Computerworld reported yesterday
that Microsoft and Samsung have signed a new cross-patent protection agreement which specifically provides Samsung rights to any of the unspecified patents which Microsoft claims are being violated by Linux usage. In return, Microsoft is given rights to Samsung's extensive patent portfolio.Cross-licensing agreements such as this one have long been standard fare in the high-tech world, as companies agree not to sue each other for violating the other's patents. Microsoft has recently begun calling out Linux protection specifically in such deals. The first one, a bombshell announcement
concerning cooperation and cross-licensing between Novell and Microsoft, seems to have been a public relations move at least as much as a legal one, as it raised the possibility of legal action by Microsoft against Linux vendors and users for unsubstantiated patent infringement.

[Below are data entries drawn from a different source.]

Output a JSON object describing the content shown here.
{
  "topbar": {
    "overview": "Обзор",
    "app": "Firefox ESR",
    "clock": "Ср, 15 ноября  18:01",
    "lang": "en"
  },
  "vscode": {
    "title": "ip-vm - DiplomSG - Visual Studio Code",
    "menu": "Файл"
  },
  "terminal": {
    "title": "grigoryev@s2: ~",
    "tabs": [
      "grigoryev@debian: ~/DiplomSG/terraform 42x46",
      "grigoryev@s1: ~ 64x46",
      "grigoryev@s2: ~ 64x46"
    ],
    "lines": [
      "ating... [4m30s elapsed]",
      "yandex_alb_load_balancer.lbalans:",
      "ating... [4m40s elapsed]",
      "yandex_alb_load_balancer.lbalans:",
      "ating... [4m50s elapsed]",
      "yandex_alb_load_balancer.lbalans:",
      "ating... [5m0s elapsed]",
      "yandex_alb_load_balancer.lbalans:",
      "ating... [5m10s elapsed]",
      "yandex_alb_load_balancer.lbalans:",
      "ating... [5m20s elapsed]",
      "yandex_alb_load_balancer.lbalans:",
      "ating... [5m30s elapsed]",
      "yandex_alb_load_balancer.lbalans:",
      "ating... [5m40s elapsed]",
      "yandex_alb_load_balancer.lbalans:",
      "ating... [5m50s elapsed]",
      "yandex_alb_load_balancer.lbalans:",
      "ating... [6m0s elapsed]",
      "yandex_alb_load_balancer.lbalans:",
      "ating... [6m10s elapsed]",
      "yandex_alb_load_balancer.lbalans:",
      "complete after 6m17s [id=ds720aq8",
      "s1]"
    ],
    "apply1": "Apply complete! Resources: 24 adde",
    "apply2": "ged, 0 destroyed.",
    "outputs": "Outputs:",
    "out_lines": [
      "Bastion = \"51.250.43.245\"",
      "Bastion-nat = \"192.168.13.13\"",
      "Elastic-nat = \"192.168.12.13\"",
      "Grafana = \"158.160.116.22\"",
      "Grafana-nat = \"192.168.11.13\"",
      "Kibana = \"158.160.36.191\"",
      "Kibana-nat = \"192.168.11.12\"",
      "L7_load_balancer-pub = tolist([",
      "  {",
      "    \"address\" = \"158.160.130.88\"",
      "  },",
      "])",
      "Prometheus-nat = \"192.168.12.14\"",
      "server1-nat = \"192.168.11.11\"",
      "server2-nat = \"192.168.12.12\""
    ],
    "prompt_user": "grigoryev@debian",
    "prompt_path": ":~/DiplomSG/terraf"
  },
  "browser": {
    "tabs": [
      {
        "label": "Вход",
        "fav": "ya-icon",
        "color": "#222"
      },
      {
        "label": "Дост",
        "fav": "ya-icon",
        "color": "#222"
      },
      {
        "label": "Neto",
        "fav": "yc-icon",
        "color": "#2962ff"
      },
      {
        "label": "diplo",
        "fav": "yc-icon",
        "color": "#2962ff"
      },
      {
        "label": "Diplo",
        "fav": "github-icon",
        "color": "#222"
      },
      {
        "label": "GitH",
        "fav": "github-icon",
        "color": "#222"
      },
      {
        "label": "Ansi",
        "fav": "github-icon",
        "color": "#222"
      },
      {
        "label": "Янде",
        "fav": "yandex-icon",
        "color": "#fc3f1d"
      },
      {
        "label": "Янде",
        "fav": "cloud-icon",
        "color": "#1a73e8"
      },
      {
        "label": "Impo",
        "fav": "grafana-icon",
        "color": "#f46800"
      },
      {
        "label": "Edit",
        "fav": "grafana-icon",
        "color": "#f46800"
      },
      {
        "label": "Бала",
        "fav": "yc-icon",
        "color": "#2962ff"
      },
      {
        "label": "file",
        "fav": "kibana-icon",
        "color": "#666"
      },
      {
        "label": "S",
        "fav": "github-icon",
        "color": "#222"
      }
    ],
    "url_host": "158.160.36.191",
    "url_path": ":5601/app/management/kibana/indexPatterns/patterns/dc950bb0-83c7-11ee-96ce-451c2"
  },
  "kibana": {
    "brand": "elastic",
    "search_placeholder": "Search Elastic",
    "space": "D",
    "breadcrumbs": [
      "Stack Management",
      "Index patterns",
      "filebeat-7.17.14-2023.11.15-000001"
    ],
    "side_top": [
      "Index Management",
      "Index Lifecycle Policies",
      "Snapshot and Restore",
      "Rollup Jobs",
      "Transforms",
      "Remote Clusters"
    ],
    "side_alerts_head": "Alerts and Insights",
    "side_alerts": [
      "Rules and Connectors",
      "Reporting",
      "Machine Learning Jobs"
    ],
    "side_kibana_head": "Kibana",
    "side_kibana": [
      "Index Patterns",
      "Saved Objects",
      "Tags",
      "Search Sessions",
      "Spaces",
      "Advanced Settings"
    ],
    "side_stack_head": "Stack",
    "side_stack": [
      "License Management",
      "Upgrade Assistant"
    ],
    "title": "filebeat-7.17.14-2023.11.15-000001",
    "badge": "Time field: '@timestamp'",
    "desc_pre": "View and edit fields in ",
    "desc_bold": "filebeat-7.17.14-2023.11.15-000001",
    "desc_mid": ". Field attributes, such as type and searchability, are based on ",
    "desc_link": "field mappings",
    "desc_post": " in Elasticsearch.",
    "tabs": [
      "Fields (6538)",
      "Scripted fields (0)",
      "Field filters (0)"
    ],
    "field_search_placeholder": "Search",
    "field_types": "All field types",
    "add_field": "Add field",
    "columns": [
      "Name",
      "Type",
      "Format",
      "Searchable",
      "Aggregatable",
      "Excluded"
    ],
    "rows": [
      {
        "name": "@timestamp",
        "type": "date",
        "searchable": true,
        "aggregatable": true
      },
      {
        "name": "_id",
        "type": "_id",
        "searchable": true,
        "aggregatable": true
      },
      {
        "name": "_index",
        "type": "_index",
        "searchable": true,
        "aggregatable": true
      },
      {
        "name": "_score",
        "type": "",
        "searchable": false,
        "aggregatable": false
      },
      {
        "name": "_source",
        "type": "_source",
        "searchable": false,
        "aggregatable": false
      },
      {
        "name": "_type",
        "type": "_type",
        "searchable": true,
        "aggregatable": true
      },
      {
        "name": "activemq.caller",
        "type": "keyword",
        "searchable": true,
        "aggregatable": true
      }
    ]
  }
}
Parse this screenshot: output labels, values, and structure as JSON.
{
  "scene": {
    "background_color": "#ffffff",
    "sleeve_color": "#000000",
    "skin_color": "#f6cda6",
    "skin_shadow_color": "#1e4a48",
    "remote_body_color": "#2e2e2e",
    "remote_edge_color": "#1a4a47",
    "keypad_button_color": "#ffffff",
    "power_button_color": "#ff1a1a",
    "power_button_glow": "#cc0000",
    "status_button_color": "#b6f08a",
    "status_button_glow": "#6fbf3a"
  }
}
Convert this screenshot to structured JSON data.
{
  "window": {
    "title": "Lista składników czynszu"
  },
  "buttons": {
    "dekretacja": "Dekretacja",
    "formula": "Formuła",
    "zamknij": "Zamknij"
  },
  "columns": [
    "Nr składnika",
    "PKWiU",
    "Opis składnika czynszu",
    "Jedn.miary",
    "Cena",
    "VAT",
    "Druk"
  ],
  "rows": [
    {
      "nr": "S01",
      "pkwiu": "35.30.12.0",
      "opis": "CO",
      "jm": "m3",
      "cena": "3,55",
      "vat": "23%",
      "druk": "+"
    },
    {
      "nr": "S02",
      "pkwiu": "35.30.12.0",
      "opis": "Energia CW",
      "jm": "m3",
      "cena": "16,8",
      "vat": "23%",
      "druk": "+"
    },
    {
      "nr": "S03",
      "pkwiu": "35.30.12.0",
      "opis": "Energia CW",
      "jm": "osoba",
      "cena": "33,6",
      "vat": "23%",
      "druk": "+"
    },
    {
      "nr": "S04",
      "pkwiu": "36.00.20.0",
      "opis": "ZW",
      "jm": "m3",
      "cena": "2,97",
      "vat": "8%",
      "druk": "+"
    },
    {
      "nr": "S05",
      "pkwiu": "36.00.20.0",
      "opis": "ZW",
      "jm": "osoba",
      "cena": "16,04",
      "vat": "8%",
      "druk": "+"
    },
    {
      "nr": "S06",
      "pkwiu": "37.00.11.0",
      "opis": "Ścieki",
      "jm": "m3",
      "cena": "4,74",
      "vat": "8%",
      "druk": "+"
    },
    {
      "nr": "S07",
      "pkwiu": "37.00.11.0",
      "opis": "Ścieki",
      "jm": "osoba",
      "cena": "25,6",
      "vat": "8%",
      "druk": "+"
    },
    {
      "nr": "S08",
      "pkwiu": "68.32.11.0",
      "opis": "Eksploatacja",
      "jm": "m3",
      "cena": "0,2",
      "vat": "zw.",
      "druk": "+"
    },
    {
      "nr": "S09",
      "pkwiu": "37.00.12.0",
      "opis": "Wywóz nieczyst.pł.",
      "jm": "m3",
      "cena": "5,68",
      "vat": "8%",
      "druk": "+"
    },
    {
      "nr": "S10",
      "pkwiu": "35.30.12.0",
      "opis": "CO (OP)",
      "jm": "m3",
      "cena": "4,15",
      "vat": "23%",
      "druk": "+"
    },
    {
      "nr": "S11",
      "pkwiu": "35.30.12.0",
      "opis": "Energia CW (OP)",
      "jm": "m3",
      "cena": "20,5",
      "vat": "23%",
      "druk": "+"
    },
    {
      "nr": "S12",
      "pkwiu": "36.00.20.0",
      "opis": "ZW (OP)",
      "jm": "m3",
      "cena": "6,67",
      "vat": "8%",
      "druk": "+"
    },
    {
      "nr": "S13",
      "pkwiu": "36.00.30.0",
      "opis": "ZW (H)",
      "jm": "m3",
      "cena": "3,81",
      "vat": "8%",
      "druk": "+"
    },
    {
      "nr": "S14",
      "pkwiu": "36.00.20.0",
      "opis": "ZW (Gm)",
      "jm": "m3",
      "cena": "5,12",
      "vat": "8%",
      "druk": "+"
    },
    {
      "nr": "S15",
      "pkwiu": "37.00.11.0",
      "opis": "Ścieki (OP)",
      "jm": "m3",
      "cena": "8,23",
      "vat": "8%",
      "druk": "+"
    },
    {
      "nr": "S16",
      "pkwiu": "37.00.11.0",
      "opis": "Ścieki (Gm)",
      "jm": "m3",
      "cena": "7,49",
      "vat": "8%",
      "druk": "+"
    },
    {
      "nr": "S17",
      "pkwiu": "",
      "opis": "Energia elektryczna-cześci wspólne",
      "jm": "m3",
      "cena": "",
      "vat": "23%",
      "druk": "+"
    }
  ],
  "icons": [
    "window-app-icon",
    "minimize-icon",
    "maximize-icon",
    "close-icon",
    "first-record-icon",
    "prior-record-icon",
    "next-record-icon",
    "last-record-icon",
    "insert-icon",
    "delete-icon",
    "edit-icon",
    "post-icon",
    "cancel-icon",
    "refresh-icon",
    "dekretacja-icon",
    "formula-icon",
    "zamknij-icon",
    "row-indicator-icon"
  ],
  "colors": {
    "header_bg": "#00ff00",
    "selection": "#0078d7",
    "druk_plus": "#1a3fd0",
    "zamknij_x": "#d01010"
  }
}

Microsoft has followed the same pattern of offering patent protection for both open source and proprietary products in two other contracts since the Novell deal, first with Fuji-Xerox, and now with Samsung.
The Computerworld story points the public relations/FUD value of these contracts in the story headline by noting that the "Provision raises specter of controversial claim by Steve Ballmer."
Dell has not, as far as we know, inked a similar cross-licensing deal with Microsoft, but perhaps for the protection of its founder, chairman, and CEO, Michael S. Dell, it should. According to his executive biography on the Dell corporate Web site, Michael Dell is running Ubuntu 7.04 Feisty Fawn on his Dell Precision M90 laptop, along with VMware, OpenOffice.org, Automatix2, Firefox, and Evolution, and thus may need protection against the alleged-but-never-specified claims of infringement.